Dr Vigil always has the uncanny ability to break down complex tasks and ask you the “right” introspective questions to help you reach your next milestone. We don’t just train the body in isolation. We’ve always heard that the body can handle more than the mind wants to give. So with that, I’m going to leave you with the following picture. Is it time to take the elevator up the “achievement triangle?” – What’s holding you back from reaching your goals? Change all starts with the desire to change.
In fact, lets move beyond kumbaya and start this process in motion right now. Turn the computer off. Get out a sheet of paper and make 3 columns. Write down your goals in column 1. Then write down the obstacles that stand in the way of each of your goals. Then make a 3rd column of exactly what you are going to do to beat each of those obstacles. Stick it on your fridge and remember your passion. When one of those obstacles seems like its standing in your way, make your tiger face and beat it down. Mental Tough = Body Tough.
And if you need help with your plan, give me a ring – I’ll help you find your tiger face.
OK, so this may have just been an excuse to use the iconic Beastie Boys song as my blog title, or a way to share the great review that the Prospect Park Track Club from Brooklyn, NY wrote for my book. Check it out at the link!

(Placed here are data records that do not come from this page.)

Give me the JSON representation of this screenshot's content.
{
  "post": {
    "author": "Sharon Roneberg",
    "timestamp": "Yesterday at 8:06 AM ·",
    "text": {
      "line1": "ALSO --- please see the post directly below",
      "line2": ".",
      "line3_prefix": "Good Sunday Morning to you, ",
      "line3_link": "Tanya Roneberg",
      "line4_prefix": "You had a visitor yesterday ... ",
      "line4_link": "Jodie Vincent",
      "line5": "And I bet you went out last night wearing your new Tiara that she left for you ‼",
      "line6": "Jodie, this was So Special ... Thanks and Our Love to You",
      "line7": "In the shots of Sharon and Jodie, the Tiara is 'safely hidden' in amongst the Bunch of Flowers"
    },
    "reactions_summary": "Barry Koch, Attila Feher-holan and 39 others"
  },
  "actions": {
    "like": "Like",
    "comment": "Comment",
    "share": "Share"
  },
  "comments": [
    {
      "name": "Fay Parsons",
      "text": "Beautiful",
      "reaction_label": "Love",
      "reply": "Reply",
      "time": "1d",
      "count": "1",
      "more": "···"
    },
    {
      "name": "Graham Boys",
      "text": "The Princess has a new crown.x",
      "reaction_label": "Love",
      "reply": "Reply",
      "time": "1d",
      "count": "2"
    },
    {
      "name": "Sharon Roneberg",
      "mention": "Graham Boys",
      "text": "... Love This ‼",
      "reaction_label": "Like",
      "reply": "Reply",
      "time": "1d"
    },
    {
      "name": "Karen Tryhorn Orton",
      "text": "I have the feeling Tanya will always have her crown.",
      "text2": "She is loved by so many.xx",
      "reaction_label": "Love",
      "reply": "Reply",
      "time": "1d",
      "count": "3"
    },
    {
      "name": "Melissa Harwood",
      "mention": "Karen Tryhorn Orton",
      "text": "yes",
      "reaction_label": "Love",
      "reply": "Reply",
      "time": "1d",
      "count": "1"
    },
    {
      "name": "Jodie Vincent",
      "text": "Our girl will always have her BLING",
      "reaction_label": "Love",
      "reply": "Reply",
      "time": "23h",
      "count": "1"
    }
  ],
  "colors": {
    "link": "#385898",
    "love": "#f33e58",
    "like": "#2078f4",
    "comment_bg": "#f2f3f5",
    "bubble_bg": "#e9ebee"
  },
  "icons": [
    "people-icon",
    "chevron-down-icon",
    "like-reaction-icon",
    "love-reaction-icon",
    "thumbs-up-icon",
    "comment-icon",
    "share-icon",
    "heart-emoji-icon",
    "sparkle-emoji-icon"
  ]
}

Got some amazing local press this week from The Source here in Bend. While I chose the use the sub-title as the heading for this post, the writer’s main title was pretty witty “Jay and his fancy treadmill”
Granted, I’ve been doing this stuff for quite a while, but I honestly think its pretty simple, and the “right” way to do things ,really. In comes the writer. His body has some issues that need to be cleared up. Why? well, we’ve always heard “(running) form follows function.” Improve the function of your body so you can further improve – and maintain – your form. We identified things for him to work on and established a plan of attack. As I’ve said over and over again, there are things you can do outside of running that will improve your running.
Next we used some fancy tools and some custom software I developed to identify where things broke down in his gait style. Then we used the toys in the lab to give him some biofeedback to improve specific aspects of his running form while he’s actually running. We worked with this for a bit, and then captured more baseline data. End result, The writer improved his economy by 11% and decreased the stress to his body (called “loading rate”) by just over 33%. Running easier, with less stress to the body? I call that a win. Give the office a call if you are interested in seeing yourself improve as well.